[Component data from apps and pages]
---------------

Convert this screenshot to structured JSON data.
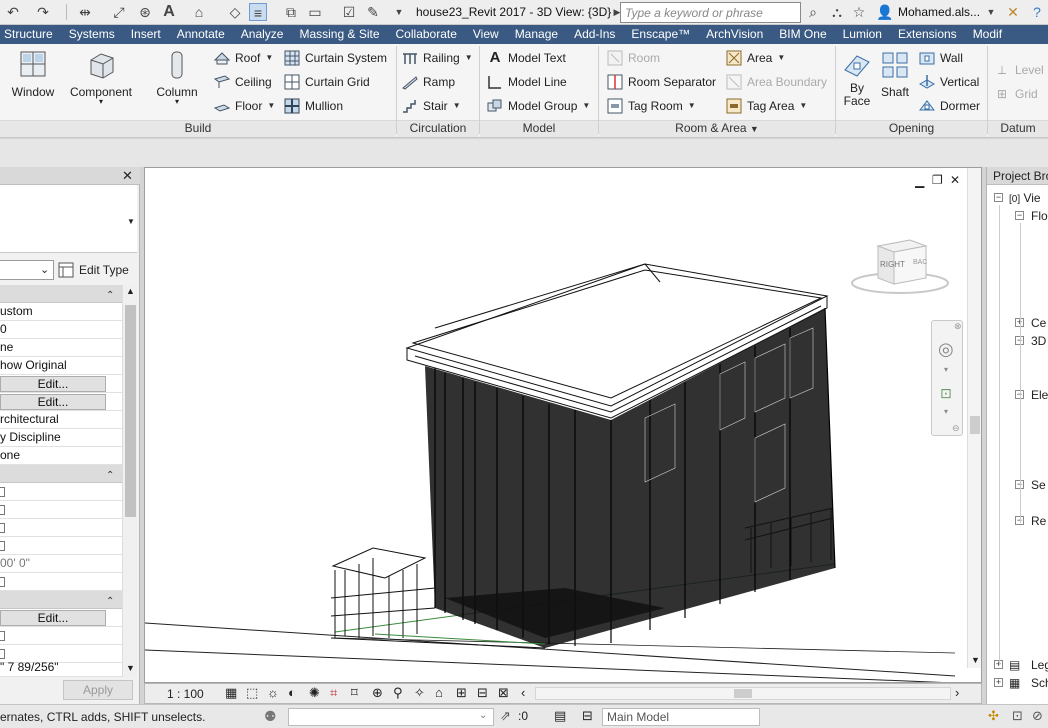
{
  "titlebar": {
    "title": "house23_Revit 2017 - 3D View: {3D}",
    "search_placeholder": "Type a keyword or phrase",
    "user": "Mohamed.als..."
  },
  "menu_tabs": [
    "Structure",
    "Systems",
    "Insert",
    "Annotate",
    "Analyze",
    "Massing & Site",
    "Collaborate",
    "View",
    "Manage",
    "Add-Ins",
    "Enscape™",
    "ArchVision",
    "BIM One",
    "Lumion",
    "Extensions",
    "Modif"
  ],
  "ribbon": {
    "build": {
      "title": "Build",
      "window": "Window",
      "component": "Component",
      "column": "Column",
      "roof": "Roof",
      "ceiling": "Ceiling",
      "floor": "Floor",
      "curtain_system": "Curtain System",
      "curtain_grid": "Curtain Grid",
      "mullion": "Mullion"
    },
    "circulation": {
      "title": "Circulation",
      "railing": "Railing",
      "ramp": "Ramp",
      "stair": "Stair"
    },
    "model": {
      "title": "Model",
      "model_text": "Model Text",
      "model_line": "Model Line",
      "model_group": "Model Group"
    },
    "room_area": {
      "title": "Room & Area",
      "room": "Room",
      "room_separator": "Room Separator",
      "tag_room": "Tag Room",
      "area": "Area",
      "area_boundary": "Area Boundary",
      "tag_area": "Tag Area"
    },
    "opening": {
      "title": "Opening",
      "by_face_1": "By",
      "by_face_2": "Face",
      "shaft": "Shaft",
      "wall": "Wall",
      "vertical": "Vertical",
      "dormer": "Dormer"
    },
    "datum": {
      "title": "Datum",
      "level": "Level",
      "grid": "Grid"
    }
  },
  "properties": {
    "edit_type": "Edit Type",
    "rows": [
      "ustom",
      "0",
      "ne",
      "how Original",
      "Edit...",
      "Edit...",
      "rchitectural",
      "y Discipline",
      "one"
    ],
    "rows2": [
      "",
      "",
      "",
      "",
      "00'  0\"",
      ""
    ],
    "edit3": "Edit...",
    "bottom_value": "\"  7 89/256\"",
    "apply": "Apply"
  },
  "viewport": {
    "scale": "1 : 100",
    "viewcube_right": "RIGHT",
    "viewcube_back": "BAC"
  },
  "browser": {
    "title": "Project Bro",
    "nodes": [
      "Vie",
      "Flo",
      "Ce",
      "3D",
      "Ele",
      "Se",
      "Re",
      "Leg",
      "Sch"
    ]
  },
  "statusbar": {
    "hint": "ernates, CTRL adds, SHIFT unselects.",
    "filter_count": ":0",
    "active_model": "Main Model"
  },
  "colors": {
    "menubar": "#3a5a83",
    "canvas": "#ffffff",
    "ribbon": "#f5f5f5"
  }
}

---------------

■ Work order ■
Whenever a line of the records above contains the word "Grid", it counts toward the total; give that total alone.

■ Answer to the exercise ■
2